Miyawaki has been encouraged for last three years
Miyawaki, the innovative Japanese technique for plantations, has been encouraged for the past three years. For this, more and more trees are planted in smaller spaces so that they grow vertically rather than horizontally. It also ensures enriching open spaces faster than usual.
The BMC has set a target to plant four lakh trees under urban forests at 64 locations across the city. Mostly large flowering/shade-giving trees, bamboo, palm, ground cover, grasses, fern, creepers/climbers and shrubs are planted.
Will give technical guidance for this: BMC official
BMC’s Garden Superintendent Jitendra Pardeshi said, “As per the Development Control Rules, while constructing a building, it is mandatory to have a fixed space as open area.

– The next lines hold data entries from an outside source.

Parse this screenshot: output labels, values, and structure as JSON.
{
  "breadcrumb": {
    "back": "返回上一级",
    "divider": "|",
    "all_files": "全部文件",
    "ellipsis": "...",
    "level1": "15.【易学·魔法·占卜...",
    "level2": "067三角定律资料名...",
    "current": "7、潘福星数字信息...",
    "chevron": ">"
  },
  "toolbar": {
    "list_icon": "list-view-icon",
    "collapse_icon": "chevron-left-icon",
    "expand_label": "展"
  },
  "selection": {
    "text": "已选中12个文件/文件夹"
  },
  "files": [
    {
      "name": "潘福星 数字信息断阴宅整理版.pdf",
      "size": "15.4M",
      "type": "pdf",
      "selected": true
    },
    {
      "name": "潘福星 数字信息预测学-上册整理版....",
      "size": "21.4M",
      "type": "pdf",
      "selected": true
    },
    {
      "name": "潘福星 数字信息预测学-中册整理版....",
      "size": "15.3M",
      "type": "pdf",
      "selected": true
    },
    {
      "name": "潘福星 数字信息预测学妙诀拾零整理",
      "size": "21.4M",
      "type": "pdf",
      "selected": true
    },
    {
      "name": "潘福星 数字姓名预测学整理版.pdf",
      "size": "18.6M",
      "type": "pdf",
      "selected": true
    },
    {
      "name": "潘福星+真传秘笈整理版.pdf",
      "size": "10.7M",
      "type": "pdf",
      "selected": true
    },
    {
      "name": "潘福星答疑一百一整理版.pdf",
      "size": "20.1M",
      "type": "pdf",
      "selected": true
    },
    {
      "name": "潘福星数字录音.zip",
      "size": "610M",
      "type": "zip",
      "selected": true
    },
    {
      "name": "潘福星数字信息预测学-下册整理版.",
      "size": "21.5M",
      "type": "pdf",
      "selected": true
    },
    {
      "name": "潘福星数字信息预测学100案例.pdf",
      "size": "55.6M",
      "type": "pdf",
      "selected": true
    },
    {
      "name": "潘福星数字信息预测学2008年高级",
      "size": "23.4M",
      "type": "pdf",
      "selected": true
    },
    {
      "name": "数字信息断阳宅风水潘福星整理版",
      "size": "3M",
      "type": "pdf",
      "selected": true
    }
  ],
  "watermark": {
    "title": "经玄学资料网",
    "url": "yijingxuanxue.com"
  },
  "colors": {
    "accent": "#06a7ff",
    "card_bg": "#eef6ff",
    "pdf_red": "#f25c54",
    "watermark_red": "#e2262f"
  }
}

Now, while constructing on land larger than 10,000 sq metre, the builder will have to develop a Miyawaki forest on 5% of the designated open space. The civic garden department will also give technical guidance for creating such urban forests.”
Miyawaki ensures faster growth, denser plantation
The Miyawaki method was pioneered by Japanese botanist Akira Miyawaki in the 1980s. In 2019, the BMC appointed contractors to plant saplings using this concept in 61 open spaces. The technique ensures 10 times faster growth, resulting in 30 times denser plantation. The BMC has adopted the method to create a mini forest in civic gardens and open spaces in its jurisdiction. In the past two years, over two lakh trees have been planted, a civic official claimed.
Around 57,000 trees were planted under this concept in Bhakti Park at Wadala in 2020. Similarly, last year, 139 species of trees on 3.2 acres of land were planned under a project at Marol along the Mithi river.